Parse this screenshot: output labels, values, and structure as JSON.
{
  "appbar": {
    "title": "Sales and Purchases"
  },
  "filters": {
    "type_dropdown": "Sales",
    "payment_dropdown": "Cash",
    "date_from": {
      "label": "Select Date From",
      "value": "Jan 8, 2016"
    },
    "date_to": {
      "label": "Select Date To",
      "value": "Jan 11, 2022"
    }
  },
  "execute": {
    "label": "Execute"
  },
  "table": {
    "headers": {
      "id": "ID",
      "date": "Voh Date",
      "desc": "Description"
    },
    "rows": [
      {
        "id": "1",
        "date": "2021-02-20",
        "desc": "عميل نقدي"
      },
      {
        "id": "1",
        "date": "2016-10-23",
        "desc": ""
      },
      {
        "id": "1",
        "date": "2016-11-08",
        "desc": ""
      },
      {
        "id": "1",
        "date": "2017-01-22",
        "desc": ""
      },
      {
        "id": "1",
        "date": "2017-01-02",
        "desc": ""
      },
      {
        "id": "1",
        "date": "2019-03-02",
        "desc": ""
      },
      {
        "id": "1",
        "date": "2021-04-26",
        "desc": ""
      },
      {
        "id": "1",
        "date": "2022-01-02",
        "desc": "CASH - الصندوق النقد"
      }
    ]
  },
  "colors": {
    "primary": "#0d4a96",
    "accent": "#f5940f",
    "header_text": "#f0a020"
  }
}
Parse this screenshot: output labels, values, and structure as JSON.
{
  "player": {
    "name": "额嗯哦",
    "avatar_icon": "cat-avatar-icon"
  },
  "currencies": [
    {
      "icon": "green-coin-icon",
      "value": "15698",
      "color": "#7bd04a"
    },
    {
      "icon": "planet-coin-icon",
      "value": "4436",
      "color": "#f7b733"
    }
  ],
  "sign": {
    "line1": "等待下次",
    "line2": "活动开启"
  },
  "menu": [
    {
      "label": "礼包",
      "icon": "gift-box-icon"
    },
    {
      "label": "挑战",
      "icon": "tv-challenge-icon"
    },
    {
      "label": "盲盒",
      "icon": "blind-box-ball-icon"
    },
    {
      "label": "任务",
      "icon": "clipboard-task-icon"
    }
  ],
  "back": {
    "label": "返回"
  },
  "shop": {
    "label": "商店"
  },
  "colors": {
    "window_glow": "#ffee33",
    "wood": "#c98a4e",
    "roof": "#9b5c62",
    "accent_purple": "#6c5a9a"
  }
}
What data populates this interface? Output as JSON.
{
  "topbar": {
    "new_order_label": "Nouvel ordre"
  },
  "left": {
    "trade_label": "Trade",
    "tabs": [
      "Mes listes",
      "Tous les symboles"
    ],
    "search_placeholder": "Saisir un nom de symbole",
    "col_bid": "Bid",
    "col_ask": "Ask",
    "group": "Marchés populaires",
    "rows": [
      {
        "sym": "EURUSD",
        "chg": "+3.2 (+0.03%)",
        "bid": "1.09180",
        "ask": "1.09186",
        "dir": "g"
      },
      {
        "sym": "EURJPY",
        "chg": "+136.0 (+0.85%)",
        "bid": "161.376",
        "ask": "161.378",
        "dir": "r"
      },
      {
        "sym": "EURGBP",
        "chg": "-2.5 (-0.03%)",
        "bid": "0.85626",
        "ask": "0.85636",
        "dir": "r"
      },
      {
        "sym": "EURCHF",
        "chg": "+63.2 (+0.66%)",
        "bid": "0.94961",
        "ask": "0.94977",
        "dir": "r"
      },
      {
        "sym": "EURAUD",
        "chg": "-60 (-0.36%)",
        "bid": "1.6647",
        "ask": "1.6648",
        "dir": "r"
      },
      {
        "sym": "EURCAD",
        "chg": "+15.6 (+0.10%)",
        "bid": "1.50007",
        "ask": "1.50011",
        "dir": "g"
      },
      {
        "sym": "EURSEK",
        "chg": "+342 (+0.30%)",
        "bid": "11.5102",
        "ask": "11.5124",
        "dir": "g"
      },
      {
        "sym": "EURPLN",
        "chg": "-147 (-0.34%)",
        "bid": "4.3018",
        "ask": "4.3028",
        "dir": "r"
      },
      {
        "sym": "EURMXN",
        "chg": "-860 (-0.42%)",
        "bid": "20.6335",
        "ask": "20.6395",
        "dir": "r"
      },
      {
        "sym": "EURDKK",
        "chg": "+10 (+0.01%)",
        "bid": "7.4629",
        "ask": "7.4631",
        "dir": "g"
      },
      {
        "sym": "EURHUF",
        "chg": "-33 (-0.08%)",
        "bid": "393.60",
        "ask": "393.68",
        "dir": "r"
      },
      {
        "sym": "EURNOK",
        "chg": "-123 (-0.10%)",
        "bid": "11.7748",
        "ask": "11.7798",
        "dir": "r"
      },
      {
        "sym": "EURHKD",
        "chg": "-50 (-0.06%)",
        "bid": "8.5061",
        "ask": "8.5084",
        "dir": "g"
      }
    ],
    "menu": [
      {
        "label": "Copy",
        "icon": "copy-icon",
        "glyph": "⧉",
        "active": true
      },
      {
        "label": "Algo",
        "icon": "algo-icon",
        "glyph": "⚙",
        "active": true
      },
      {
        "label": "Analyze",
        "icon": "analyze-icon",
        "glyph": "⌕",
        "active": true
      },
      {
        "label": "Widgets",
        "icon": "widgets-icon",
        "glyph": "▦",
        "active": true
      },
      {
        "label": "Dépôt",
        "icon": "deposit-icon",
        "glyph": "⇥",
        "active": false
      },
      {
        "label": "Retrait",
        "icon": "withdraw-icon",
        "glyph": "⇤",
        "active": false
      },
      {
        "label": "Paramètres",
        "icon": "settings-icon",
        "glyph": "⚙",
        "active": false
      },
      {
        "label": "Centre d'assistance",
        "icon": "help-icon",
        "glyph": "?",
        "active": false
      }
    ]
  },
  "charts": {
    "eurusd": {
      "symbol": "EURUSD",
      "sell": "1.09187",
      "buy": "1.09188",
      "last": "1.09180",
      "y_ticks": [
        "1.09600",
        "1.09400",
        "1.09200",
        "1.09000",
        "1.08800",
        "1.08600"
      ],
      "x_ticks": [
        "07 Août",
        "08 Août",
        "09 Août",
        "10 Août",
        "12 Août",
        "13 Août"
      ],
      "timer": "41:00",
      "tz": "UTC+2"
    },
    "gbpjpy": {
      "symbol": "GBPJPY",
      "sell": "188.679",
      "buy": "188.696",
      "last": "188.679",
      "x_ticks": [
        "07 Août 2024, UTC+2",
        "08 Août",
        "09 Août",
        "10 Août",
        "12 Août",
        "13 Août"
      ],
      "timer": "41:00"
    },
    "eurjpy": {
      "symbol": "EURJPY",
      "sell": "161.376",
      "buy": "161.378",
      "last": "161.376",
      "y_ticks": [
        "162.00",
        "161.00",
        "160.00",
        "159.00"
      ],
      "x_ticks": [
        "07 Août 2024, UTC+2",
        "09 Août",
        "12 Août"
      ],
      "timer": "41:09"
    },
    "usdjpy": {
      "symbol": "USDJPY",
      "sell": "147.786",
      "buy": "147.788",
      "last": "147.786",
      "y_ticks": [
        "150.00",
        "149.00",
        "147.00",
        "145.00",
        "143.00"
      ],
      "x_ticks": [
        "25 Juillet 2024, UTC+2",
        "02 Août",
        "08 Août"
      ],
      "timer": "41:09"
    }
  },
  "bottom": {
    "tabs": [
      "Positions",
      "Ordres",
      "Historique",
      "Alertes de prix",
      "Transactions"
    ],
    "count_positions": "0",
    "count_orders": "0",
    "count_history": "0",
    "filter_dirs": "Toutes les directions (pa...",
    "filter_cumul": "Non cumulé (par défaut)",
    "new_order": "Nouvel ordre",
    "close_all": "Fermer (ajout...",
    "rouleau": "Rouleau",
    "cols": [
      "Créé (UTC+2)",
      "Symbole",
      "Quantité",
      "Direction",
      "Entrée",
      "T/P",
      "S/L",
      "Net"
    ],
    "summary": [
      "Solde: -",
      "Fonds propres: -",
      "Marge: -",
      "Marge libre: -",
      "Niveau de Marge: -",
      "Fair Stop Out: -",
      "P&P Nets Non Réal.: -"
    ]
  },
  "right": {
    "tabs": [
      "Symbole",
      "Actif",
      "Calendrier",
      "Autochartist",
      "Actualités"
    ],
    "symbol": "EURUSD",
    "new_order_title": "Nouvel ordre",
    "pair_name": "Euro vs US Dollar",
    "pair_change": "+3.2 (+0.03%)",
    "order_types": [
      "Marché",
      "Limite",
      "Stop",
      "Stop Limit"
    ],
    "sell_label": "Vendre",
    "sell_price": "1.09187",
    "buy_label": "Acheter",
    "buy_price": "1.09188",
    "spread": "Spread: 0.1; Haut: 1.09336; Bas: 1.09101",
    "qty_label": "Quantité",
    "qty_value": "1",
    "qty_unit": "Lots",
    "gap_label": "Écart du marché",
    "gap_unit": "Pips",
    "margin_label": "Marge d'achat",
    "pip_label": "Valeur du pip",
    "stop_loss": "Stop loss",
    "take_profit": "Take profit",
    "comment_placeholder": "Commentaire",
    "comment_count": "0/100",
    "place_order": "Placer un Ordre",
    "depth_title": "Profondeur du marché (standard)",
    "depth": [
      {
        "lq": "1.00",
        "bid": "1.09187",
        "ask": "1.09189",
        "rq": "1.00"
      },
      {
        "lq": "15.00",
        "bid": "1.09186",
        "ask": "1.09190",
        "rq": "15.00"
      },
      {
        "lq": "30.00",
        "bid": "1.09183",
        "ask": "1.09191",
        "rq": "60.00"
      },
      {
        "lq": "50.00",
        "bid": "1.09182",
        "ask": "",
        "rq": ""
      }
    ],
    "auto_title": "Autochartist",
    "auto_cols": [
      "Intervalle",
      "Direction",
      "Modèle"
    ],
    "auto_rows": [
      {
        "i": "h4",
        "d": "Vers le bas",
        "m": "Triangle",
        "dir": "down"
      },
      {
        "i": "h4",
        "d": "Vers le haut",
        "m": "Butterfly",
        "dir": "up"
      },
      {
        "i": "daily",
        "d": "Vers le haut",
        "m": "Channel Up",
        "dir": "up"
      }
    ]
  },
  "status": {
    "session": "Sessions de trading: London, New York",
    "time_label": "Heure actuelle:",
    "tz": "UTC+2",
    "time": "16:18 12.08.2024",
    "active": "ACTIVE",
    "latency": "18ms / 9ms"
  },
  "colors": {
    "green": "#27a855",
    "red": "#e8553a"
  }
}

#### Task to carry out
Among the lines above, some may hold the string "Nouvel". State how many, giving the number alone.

#### Answer to the problem
3